Personal Injury Lawyer in Roswell, GA | Sean P. Collins Law


Sean P. Collins PC
Attorney at law

Understanding Comparative Negligence in Georgia

Georgia sees a lot of personal injury cases, so if you find yourself in one, it’s important to understand the state’s comparative negligence system. You are still able to demand compensation from the at-fault party even if you contributed in part to the accident. But, depending on how much fault you share, your reward will be proportionately decreased. This blog will give a thorough explanation of comparative negligence in Georgia, along with how it works and how it affects your personal injury case.

What is Comparative Negligence?

Comparative negligence is a legal term used in personal injury cases to determine fault. Negligence occurs when someone fails to act with the level of care expected to avoid harming others. For example, drivers have a duty to drive carefully and follow traffic rules to prevent accidents.

However, in some cases, the person who was injured may also have contributed to the accident. Comparative negligence takes this into account and assigns a percentage of fault to both parties involved in the incident. This means that even if the victim was partially responsible for the accident, they may still be entitled to compensation based on the degree of fault of each party.

For instance, if a car accident occurs because one driver was speeding and the other driver failed to signal a turn, both parties may be held responsible for the accident. The victim may receive compensation based on the percentage of fault assigned to each party.

How does Georgia’s Comparative Negligence System Work?

Many personal injury claims stem from accidents or other incidents where the injured party is also partially responsible.  Georgia uses a system called modified comparative negligence to factor the plaintiff’s fault into determining awards of damages. An injured person can recover monetary damages as long as he or she was no more than 49 percent at fault for the accident. If their fault was 50 percent or more, no compensation can be obtained.

To give an example, consider a person who gets hurt after slipping and falling in a store. The injured party may be entitled to $37,500 in damages out of the $50,000 awarded if a jury determines that they were 25% at fault for the accident because they were strolling carelessly and that the store was 75% at fault for failing to address a dangerous situation. This sum makes up 75% of the overall damages. Nonetheless, the injured party might not be entitled to any compensation if the jury finds that they were at least 51 percent at blame.

Comparative Negligence in Different Circumstances

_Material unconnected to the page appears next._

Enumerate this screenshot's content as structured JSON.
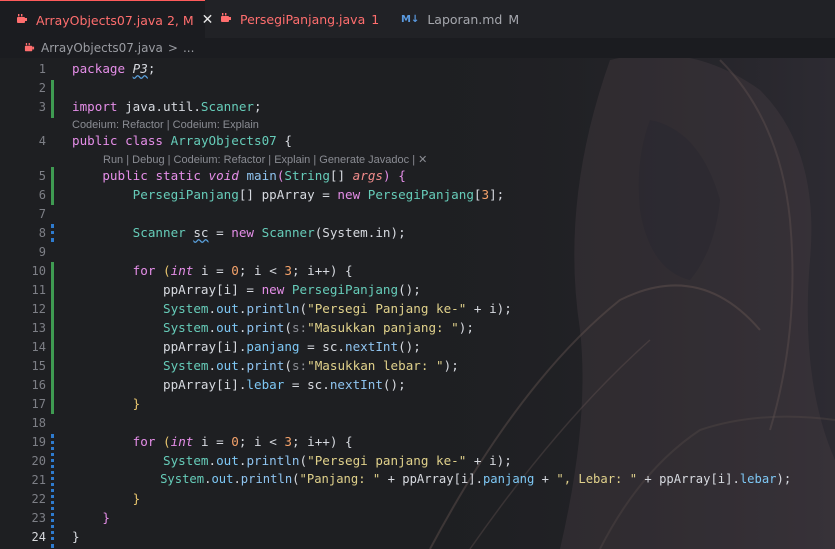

There are several scenarios in which comparative negligence can be applied, such as when Party A makes a left turn and collides with Party B despite seeing Party B coming from the left at high speed in an uncontrolled intersection. Both parties may have been relatively negligent, but Party A is held more responsible for the accident.

Another situation where comparative negligence can come into play is in medical malpractice cases. For instance, if a patient fails to disclose important medical information to their doctor, such as a pre-existing condition or allergy, and the doctor makes a mistake that causes harm, the patient’s own negligence could be considered a contributing factor in the injury. This could potentially reduce the number of damages the patient can recover in a lawsuit.

Consult an Experienced Personal Injury Lawyer in Atlanta

To reach a successful outcome in personal injury cases involving comparative negligence, it is essential to consult with an experienced Atlanta personal injury lawyer. Their expertise can assist you in determining the level of blame placed on each party and how it affects your claim. To make sure you get fair reimbursement for your injuries, they can also negotiate with insurance companies on your behalf. By making use of their skills, you may confidently navigate the complex legal system and raise your chances of winning a settlement or verdict.

Final Words

It’s crucial to understand Georgia’s comparative negligence law while dealing with personal injury situations. Partial blame affects the amount you can recover even if it does not prevent you from seeking compensation. The complex process can be made simpler by hiring an experienced personal injury attorney, who will also make sure you get just recompense for your losses.